But more to the point of the question – if it were possible to make it as an improviser – do I want to make it?
I don’t think I do.
I got back on stage recently, performing in a Same Faces show for the first time in more than 16 months to a paying crowd, in person, with warm-up acts and laughter and dopamine. After our 45 minute set every fibre of my being was exhilarated by what had just made happen. An instant response from an audience that wasn’t our traditional crowd, people who very likely hadn’t really seen much live improv before immediately bought into the tacit silliness of the craft and got involved to the height of their (semi-drunken) funny. It felt brilliant, like stretching after a 3pm nap only to realise that while you were asleep a cat had decided you were a bed and someone had left a cold beer for you. It felt like home.
For me, improvisational comedy is about those genuine connections you make, with your fellow performers on the stage and bond you form with the audience. They’re real, strong, and key to the whole process. It’s mostly the reason why I couldn’t get into performing online (but this doesn’t stop onlineprov from being equally valid, we just don’t get on). Improv holds a special place in my heart because it’s something I enjoy doing with my friends and can create weird and wonderful stories that I’ll share the rest of my life.
However, I’m not good enough.
I’m not fishing for compliments, as lovely as they are, but I’m not. If I wanted, desperately tried to make a career out of improvising and entertaining people there’s a slim chance I could do it. Very slim. But I know I’d be taking the place of someone I knew was better, and better by a magnitude of difference and who truly deserves and wants to be there.
I don’t do improv to expand my career prospects, haven’t spent all the money and time I have on training and gigging around the country to develop a cult following who would support me on a crusade to professionalism. I do it because it’s fun and it’s how I unwind, let of steam and generally regulate my emotions. I’m British, emotions are weird and foreign to me and I need something to do to manage them.
Every spot in a professional improv troupe is like gold dust. When the call is put out for auditions for the handful of teams that do make good money from this ol’ gig they receive dozens and dozens if not hundreds of applications from people who are dedicated and talented enough to make it work, and almost all of them will fail. They’ll be rejected, perhaps lightly let down with a kindly worded email and they start trying again. They keep sending out applications, keep pushing, keep working and from where I’m sat, happily bumbling along with the few groups I play with, organising gigs with my friends and meeting new people, good luck to them. If you’re reading this and are one of those working extremely hard to ‘make improv work’ for you, I sincerely wish you the best of luck.
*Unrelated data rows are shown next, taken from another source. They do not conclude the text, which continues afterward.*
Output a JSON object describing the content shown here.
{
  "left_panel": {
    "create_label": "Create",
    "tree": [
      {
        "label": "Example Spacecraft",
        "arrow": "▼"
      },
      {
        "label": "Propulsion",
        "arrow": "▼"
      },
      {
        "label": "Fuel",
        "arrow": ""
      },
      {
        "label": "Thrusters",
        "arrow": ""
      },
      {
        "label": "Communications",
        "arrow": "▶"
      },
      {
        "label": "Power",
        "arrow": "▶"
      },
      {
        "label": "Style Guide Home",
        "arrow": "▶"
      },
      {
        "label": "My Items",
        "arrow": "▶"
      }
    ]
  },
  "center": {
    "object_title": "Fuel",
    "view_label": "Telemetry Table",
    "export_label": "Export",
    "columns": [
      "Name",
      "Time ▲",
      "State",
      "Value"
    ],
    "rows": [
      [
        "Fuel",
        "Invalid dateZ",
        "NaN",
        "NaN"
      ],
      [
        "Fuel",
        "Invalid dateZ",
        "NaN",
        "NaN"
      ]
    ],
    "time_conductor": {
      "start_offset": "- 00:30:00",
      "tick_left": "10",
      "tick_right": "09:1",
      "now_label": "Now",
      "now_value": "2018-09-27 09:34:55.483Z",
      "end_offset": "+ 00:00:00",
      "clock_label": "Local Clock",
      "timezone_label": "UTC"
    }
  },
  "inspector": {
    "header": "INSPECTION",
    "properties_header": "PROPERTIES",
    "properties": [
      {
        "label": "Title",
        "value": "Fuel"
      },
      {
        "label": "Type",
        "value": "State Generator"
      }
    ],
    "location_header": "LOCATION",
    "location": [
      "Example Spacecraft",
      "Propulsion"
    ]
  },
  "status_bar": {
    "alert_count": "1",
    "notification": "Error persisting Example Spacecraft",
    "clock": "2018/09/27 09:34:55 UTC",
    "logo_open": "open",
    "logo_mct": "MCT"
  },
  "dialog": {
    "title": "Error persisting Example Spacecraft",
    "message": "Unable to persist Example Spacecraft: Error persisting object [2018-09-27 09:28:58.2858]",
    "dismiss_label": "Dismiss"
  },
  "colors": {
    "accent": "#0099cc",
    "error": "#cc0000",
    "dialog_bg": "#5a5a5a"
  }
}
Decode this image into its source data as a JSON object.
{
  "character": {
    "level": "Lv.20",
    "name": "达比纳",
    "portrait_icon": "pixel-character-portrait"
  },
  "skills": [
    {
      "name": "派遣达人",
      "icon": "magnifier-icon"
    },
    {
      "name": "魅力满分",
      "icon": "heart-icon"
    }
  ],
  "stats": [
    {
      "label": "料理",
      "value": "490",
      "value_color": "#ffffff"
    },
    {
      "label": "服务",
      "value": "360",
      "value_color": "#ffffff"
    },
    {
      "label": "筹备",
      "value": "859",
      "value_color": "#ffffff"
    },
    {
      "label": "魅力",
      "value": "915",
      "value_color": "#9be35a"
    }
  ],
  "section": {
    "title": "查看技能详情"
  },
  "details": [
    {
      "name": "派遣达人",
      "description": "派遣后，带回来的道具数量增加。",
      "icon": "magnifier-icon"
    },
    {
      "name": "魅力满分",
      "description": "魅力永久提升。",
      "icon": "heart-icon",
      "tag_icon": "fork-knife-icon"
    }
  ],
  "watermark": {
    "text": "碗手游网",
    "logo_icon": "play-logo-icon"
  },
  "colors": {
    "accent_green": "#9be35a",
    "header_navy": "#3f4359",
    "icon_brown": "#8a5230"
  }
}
But I don’t want to join you. I don’t want to make it in improv. I want it to still be fun, to be a laugh, something I do with the people I love, at a pace that I can manage and have some semblance of control over. If I can get some beer money along the way, that’ll be nice too.